> **TASK BRIEF**
Go through the data below. List every line that holds the word "reply".

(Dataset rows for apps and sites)
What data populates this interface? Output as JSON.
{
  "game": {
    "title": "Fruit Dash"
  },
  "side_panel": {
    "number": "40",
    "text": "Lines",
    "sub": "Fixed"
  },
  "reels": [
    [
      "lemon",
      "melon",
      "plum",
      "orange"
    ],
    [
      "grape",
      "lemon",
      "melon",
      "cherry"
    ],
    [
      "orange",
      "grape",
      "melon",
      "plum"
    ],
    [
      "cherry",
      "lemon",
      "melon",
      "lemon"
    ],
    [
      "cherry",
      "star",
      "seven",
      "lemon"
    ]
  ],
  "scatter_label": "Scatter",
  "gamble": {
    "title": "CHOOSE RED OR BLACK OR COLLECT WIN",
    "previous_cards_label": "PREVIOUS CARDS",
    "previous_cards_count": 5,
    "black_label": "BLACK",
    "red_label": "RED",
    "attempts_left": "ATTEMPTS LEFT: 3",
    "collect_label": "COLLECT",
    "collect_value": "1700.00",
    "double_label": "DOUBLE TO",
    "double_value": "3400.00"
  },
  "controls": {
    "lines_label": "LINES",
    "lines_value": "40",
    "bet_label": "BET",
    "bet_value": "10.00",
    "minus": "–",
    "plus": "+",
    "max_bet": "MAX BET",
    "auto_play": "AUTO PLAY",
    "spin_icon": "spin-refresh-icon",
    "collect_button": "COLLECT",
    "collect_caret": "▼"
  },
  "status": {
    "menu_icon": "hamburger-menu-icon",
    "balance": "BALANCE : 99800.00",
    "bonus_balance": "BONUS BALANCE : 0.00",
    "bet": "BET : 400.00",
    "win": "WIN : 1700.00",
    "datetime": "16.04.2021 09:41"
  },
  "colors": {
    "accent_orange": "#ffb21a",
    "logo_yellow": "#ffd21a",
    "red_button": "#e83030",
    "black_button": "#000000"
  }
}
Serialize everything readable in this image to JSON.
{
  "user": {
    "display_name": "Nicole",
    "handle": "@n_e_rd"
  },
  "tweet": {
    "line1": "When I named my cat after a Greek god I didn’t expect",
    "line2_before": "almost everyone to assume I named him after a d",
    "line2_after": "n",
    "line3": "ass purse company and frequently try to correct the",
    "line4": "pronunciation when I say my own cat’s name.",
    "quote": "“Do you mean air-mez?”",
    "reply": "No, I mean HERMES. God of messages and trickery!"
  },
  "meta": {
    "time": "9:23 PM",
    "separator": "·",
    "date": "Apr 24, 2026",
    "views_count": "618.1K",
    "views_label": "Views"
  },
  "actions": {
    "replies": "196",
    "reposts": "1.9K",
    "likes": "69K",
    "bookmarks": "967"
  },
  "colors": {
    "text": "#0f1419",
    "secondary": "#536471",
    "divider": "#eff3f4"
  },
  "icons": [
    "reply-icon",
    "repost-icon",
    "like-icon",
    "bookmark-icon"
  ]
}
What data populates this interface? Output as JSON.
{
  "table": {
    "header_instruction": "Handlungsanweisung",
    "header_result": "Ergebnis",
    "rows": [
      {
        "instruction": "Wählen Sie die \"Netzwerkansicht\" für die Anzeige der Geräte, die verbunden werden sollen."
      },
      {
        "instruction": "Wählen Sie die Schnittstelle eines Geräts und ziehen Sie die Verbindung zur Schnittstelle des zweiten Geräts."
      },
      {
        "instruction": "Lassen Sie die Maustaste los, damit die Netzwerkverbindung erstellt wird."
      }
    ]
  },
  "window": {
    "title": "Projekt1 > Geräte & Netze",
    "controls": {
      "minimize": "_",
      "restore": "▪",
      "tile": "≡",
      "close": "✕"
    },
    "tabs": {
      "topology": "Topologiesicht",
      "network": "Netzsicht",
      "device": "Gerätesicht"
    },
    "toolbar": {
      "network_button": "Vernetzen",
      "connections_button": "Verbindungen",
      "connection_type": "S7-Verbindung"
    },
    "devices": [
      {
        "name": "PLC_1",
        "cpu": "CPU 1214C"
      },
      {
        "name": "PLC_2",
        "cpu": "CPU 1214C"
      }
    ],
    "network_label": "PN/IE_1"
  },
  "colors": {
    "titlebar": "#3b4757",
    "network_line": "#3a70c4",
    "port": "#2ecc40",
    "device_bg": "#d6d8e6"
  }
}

> **EXPECTED ANSWER**
    "reply": "No, I mean HERMES. God of messages and trickery!"
    "reply-icon",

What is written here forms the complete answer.